All of the Black newspapers and magazines listed above are important to the Black community in Canada and contribute richly to the Black Torontonian community. Here are notes on two of the major publications, Share and Word.


Major Publications: Share and Word

Share was founded in January 1978 by Trinidadian-born Arnold A. Auguste. Share publishes some 40,000 copies, reaching over 130,000 readers weekly and making it Canada's largest ethnic newspaper. The paper reports on issues concerning Black Torontonians, Caribbean news, family, and it includes features such as a community calendar, a section on Indo-Carib Life, local news, a section on professional business, sports, entertainment and editorial/opinion sections. Auguste and his committed staff place special emphasis on publishing "positive news". When asked to comment on Share, the editor said:

Share is not just about news, where as main-stream news is, news only. Share's focus is on Toronto. It is a community newspaper which covers our community, what we are doing here, in Toronto. Share is connected to the community at large.

When asked, what differentiate Share from other ethnic papers, he said:

Where other ethnic newspapers focus on Caribbean news, news from back home, Share's focus is on this home--Canada.

As for future plans for Share, Arnold has some plans in the works, but is not ready to share it at this time. However, he promises his readers that Share will continue to serve the black community, by ensuring that "Share provides a voice for the community when we need to be heard".

Share depends solely on advertising to meet its business expenses and does not accept government funding. This ensures that the content of the paper remains autonomous. After all, the paper's philosophy is to produce information regarding the success, hardships and other experiences relevant to the black community of Toronto. For more information about Share, call (416) 656-3400 or you may find them at

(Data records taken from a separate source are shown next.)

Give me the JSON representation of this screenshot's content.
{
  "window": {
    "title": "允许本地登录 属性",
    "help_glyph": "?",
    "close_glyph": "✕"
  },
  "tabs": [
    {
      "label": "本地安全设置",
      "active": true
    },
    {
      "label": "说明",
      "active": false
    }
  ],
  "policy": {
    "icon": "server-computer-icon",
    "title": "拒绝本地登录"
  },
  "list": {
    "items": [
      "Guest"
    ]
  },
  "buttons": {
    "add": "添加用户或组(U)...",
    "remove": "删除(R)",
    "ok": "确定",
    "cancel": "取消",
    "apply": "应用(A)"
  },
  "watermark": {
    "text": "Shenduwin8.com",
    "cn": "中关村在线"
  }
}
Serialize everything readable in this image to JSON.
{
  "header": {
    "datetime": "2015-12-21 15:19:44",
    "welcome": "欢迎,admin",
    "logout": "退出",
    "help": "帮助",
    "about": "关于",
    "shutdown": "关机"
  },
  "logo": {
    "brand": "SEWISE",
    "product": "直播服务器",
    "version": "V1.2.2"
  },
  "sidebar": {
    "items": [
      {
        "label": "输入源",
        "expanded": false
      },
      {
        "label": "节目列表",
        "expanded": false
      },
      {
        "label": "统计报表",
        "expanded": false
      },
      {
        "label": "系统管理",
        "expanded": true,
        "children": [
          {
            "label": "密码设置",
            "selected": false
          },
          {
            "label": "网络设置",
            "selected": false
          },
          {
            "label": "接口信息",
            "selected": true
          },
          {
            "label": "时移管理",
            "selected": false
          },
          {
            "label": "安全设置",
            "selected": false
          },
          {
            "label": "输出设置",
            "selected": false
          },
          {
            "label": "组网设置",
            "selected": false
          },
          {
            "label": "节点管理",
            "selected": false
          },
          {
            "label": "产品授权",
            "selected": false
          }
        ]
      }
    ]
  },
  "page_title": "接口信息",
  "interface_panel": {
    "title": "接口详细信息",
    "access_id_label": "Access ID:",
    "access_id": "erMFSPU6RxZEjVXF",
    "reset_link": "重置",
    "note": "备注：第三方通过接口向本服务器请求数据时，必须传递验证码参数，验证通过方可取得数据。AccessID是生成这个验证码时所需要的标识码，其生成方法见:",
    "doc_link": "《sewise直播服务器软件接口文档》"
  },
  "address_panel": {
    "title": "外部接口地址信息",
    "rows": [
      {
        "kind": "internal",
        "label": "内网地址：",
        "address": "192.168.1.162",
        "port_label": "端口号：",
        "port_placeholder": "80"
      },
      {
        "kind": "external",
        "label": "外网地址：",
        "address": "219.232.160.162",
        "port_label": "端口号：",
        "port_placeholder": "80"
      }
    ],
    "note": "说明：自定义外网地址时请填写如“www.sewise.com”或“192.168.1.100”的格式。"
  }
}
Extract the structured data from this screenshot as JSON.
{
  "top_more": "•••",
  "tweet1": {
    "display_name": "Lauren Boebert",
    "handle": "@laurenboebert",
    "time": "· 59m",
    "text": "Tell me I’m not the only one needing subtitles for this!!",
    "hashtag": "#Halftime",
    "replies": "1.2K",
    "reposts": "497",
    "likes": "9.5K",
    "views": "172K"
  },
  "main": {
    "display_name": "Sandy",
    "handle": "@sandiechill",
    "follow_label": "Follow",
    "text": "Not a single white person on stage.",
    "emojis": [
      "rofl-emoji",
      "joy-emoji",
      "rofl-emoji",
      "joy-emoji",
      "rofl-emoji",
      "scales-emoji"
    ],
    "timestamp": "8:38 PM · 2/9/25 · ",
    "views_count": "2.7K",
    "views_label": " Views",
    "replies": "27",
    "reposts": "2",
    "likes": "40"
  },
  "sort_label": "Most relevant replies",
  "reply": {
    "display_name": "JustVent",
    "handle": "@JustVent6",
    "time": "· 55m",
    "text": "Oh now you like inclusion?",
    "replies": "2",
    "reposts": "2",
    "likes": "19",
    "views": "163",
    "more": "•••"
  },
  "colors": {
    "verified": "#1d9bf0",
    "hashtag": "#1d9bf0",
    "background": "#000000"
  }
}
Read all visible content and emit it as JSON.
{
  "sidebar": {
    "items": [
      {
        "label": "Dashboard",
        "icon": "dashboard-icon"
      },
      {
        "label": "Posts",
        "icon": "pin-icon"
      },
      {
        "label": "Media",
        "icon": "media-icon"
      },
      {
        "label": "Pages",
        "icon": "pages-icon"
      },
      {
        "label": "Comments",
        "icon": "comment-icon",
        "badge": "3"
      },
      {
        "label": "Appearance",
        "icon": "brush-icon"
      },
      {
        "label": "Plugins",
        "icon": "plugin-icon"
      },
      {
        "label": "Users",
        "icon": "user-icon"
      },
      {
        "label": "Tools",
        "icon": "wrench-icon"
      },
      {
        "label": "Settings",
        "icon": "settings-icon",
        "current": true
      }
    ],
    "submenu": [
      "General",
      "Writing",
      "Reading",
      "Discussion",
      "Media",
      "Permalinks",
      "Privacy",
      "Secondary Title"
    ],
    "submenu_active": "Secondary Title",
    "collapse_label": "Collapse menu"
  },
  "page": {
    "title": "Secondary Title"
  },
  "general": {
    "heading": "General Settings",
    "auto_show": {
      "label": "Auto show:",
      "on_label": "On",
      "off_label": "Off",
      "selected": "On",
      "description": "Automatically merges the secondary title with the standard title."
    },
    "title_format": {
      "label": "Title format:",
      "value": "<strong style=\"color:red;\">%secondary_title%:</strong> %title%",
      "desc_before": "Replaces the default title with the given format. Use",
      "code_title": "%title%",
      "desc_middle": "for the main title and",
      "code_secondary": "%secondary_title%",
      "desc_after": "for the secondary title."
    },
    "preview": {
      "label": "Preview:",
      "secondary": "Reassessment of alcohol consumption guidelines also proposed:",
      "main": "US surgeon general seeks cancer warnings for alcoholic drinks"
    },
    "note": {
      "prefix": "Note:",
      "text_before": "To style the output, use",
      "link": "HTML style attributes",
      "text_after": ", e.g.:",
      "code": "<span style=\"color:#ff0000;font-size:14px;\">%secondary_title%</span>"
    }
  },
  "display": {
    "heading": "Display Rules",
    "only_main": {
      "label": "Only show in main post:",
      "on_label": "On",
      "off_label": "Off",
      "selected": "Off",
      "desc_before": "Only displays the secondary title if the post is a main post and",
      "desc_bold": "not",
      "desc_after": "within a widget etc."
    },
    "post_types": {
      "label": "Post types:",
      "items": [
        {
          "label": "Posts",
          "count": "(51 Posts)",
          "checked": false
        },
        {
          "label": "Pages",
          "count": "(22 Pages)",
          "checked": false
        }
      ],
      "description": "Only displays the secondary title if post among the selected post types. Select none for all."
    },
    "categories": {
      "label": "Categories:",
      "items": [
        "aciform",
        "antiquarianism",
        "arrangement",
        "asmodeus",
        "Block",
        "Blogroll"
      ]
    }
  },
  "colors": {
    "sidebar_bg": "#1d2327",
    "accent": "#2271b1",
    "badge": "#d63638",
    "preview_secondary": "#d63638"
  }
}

Word magazine is one of Toronto's fasting growing magazine that addresses black, urban culture. Phillip Vassell, founder, editor, and publisher of Word magazine, stated that Word "developed from a desire, a need for expression of black and urban culture". It was needed because "black, urban culture was unknown and not addressed in mainstream press". Phillip worked six years at CBC, as a journalist, editorial assistant and researcher. While at CBC, Phillip decided to look at the hiring practices of mainstream press companies. Not surprisingly, he found that there was minimal representation of blacks employed in these establishments, "less than five percent were coloured". He saw this as problematic because "we make up 17 to 18 percent of the population in this country". Phillip Vassell sees himself as a "journalist" and want to be received as such, "not as a Black journalist".

Word reflects, in print, "our thoughts, our own voices", focusing on the Arts through music, film, video, literature and visual arts. Word looks at Art from a black and urban perspective. As for the future of Word, Phillip has this to say, "its like Motown--where music is made by blacks, but has found a universal audience in the process". Surveys conducted by Word revealed a 45-50 percent readership, and identified as not of black background. Word is not government funded and relies on advertising to pay for expenses.

Word publishes over 40,000 copies monthly, with distributions in Toronto, Montreal, Vancouver and Halifax. You may reach Word in Toronto at 905-799-1630.

There are many (Black, ethnic) newspapers and magazines available in many Black communities in Canada. One thing that is common to all--they are the voices of the Black people that call Canada home.

Materials prepared by Jacqueline Salmon.


African Canadian Journalists

Cecil Foster

Wrote articles for the Financial Post, The Globe and Mail, the Toronto Star, Macleans, Chatelaine, CBC Radio/TV, Share, Word, Now, The Ottawa Citizen, Pride magazine. He has six books to his credit, including A Place Called Heaven (winner of the Mantador Award) Sleep on Beloved, and The Distorted Mirror.

Maureen Murray

Hamlin Grange

Materials prepared by Primrose Clarke.